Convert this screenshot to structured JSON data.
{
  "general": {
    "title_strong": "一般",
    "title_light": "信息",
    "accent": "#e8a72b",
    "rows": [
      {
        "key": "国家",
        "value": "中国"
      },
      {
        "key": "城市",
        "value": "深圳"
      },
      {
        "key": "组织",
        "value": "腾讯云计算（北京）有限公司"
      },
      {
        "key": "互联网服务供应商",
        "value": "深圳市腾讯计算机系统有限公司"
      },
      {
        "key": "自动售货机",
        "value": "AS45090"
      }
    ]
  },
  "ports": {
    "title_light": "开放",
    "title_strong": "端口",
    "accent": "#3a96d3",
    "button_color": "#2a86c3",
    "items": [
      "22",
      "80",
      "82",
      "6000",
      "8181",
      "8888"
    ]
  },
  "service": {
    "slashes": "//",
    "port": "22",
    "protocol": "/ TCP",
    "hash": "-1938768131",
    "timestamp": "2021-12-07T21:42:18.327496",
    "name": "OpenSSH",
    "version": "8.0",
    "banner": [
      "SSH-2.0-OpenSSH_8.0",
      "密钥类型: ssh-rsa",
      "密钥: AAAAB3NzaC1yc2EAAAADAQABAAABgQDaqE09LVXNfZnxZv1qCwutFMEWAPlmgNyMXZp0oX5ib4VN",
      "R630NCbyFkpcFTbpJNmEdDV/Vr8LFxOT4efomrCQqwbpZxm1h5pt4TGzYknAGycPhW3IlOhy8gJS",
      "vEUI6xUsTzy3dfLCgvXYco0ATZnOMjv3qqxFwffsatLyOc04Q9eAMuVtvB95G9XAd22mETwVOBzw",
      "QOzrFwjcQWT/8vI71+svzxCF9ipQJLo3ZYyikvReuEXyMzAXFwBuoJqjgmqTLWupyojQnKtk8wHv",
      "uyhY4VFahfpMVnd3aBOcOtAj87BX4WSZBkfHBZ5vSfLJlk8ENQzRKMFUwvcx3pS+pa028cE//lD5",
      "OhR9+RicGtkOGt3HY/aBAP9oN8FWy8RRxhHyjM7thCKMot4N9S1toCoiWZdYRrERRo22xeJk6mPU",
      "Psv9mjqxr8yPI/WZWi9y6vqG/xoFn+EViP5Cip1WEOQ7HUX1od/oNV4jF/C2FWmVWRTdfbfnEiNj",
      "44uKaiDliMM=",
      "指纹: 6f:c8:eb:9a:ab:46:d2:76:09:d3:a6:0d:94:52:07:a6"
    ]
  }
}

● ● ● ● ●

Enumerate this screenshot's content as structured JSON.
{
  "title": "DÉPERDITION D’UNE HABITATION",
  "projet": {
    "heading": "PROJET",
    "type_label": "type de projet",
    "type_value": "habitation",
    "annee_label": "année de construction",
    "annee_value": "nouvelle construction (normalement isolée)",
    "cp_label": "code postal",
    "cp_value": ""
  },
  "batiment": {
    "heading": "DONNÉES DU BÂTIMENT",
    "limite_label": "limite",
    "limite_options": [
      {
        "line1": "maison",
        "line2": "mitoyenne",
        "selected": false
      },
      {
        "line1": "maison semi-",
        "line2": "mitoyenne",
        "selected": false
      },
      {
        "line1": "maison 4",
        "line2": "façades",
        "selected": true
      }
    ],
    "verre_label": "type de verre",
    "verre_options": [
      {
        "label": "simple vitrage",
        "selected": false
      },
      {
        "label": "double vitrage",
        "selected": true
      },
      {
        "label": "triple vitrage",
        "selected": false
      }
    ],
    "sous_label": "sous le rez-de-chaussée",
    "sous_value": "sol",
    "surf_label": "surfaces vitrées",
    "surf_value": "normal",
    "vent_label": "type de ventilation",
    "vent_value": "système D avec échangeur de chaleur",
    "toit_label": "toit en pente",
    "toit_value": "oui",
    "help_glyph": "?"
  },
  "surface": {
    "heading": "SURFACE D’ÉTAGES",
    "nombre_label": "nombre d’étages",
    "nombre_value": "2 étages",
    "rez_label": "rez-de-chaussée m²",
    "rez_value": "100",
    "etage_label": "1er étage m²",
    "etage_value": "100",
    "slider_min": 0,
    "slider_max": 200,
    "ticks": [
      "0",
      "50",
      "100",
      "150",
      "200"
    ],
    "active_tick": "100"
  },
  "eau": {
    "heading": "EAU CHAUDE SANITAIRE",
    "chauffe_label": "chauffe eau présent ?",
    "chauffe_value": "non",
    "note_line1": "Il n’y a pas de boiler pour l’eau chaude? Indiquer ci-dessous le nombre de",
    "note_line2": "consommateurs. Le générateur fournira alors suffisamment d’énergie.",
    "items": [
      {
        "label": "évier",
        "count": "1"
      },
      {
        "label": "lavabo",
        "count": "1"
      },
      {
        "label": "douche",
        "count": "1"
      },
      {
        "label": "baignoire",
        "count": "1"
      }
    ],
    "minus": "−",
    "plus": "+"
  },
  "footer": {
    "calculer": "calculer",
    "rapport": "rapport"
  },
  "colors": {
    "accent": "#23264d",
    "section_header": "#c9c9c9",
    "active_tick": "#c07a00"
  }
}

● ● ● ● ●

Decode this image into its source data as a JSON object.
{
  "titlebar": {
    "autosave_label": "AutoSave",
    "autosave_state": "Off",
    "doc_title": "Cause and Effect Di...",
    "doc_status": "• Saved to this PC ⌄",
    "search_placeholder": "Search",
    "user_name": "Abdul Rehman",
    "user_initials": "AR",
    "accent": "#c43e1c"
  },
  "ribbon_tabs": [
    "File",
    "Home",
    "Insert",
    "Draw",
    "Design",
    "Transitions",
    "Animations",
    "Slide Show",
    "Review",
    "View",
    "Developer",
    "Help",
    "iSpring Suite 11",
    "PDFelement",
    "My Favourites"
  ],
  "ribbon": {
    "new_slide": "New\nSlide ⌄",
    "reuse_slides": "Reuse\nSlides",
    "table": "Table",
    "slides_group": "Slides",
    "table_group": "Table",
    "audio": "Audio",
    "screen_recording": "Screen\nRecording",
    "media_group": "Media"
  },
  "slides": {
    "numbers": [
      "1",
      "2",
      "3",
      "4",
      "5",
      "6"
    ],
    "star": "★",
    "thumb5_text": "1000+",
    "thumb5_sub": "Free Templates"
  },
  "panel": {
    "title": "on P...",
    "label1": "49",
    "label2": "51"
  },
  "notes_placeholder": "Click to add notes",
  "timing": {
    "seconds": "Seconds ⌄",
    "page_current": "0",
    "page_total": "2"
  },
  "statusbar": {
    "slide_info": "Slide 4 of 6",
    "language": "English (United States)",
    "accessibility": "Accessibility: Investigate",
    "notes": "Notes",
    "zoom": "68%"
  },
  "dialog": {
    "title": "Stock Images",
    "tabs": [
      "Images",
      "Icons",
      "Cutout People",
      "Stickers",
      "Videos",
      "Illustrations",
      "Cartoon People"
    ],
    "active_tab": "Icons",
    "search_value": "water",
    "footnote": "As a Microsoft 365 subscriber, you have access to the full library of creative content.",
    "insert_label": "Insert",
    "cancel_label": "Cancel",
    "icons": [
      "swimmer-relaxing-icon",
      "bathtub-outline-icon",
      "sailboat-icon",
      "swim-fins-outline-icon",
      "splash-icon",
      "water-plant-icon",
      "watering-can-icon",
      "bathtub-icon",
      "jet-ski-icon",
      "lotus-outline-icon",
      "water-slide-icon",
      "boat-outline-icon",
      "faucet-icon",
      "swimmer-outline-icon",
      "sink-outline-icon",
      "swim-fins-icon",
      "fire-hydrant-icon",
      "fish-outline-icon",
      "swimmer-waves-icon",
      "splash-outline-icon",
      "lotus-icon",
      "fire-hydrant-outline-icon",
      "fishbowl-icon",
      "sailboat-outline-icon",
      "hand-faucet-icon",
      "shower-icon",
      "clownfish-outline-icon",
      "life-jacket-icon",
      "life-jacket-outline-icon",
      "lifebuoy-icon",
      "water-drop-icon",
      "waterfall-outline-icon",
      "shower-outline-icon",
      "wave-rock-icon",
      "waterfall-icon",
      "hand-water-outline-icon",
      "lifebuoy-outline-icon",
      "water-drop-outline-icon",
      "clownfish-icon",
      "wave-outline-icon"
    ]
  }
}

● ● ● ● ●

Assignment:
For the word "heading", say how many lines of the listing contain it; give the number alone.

Solution to the exercise:
4